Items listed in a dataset

★ ★ ★

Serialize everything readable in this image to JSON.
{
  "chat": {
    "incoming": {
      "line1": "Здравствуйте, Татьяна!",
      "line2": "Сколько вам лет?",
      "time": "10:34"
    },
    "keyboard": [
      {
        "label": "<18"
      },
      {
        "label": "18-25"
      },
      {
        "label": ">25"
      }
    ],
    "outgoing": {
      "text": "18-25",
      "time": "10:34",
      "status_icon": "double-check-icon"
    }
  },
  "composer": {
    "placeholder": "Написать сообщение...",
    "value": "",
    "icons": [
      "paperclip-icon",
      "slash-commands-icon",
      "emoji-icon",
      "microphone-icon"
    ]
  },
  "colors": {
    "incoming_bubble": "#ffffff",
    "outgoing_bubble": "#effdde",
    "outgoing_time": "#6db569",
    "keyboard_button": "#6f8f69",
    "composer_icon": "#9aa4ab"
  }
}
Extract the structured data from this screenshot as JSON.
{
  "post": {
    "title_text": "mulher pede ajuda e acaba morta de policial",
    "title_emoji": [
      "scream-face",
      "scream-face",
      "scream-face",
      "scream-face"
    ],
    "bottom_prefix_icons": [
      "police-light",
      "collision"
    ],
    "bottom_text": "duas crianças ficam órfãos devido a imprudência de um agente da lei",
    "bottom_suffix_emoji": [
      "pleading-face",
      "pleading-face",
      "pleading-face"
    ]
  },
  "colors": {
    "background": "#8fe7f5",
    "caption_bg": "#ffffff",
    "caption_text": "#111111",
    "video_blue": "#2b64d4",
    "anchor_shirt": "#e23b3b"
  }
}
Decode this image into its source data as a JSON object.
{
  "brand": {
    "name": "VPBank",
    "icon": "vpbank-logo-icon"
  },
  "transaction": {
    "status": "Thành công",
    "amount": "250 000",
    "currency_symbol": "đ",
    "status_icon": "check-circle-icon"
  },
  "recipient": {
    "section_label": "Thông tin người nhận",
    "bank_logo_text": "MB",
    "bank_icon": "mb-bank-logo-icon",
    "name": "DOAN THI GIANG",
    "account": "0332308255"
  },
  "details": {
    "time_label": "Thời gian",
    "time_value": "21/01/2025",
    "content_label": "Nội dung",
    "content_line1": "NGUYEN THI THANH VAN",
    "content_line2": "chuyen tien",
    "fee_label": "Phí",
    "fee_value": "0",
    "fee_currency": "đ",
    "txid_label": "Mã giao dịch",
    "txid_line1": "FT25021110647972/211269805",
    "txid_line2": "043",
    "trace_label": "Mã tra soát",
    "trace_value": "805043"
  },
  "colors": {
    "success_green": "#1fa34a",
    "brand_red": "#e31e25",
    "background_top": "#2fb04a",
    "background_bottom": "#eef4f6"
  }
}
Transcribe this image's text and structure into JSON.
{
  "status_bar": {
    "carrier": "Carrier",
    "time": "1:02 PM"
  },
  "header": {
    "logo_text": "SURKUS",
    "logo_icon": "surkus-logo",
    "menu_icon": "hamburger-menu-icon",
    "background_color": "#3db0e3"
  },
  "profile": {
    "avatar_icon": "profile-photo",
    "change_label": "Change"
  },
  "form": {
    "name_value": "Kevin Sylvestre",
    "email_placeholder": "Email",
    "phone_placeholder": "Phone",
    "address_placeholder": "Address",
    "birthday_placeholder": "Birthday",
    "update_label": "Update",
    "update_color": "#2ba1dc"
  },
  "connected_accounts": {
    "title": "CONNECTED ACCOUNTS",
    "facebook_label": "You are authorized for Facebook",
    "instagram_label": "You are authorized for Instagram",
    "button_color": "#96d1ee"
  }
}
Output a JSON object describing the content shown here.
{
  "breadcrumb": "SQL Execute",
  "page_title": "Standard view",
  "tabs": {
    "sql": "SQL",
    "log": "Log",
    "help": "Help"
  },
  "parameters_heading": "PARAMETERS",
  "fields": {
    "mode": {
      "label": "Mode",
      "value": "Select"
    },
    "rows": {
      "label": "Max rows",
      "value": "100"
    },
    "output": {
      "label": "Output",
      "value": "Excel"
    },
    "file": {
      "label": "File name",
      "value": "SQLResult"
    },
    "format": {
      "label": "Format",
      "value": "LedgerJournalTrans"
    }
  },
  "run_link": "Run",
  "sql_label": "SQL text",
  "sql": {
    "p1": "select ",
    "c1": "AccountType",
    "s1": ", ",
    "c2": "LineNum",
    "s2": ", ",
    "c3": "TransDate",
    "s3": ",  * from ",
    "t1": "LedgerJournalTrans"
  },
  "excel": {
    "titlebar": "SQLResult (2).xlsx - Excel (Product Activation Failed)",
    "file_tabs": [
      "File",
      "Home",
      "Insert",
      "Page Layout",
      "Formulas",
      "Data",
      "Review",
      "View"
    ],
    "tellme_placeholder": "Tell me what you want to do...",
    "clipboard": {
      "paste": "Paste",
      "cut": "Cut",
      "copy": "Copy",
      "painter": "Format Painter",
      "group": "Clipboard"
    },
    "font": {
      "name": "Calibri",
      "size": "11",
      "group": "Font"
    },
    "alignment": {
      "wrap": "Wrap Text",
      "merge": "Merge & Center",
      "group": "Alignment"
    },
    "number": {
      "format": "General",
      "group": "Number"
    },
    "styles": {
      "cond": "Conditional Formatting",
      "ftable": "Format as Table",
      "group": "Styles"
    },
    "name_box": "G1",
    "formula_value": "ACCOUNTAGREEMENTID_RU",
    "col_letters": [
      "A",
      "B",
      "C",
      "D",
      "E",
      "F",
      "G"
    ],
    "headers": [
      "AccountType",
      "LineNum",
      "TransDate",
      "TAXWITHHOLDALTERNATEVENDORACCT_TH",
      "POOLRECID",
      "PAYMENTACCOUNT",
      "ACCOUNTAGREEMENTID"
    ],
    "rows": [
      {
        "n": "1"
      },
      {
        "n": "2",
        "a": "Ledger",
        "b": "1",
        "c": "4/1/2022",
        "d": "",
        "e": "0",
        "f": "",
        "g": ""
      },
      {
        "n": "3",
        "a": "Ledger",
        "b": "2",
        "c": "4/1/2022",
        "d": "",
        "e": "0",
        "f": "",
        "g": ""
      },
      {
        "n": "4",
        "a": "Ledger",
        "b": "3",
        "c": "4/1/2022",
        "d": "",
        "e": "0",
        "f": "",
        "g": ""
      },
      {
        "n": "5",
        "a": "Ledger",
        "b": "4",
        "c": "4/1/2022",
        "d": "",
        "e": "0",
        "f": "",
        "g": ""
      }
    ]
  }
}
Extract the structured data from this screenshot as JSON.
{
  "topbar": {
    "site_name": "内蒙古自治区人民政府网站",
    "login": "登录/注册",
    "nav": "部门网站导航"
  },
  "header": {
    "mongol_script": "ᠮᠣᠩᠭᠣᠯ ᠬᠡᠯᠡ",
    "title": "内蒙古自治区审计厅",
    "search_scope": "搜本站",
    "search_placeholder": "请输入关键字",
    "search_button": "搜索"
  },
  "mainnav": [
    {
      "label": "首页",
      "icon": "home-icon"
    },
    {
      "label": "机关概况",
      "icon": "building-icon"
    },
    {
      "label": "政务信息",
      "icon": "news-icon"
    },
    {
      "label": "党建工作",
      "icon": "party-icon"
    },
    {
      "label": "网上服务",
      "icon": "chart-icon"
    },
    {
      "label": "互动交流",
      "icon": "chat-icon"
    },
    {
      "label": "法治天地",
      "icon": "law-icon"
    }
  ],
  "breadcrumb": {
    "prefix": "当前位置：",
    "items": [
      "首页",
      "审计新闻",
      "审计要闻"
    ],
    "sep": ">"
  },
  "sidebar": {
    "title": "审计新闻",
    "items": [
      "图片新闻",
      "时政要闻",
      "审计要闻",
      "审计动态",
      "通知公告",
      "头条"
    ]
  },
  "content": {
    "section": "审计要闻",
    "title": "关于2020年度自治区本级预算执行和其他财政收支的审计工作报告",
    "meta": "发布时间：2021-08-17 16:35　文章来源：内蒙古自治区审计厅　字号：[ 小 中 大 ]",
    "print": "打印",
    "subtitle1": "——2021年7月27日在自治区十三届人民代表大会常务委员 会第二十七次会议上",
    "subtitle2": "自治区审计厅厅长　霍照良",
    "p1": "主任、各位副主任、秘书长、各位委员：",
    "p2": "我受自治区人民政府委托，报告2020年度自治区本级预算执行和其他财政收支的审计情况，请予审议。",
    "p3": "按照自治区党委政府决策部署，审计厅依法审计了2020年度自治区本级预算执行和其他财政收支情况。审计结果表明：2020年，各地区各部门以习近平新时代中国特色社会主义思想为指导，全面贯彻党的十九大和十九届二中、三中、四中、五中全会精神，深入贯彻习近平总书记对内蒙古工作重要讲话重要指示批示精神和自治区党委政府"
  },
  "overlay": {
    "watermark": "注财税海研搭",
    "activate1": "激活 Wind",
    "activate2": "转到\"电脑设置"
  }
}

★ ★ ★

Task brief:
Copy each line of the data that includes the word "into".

Expected output:
Decode this image into its source data as a JSON object.
Transcribe this image's text and structure into JSON.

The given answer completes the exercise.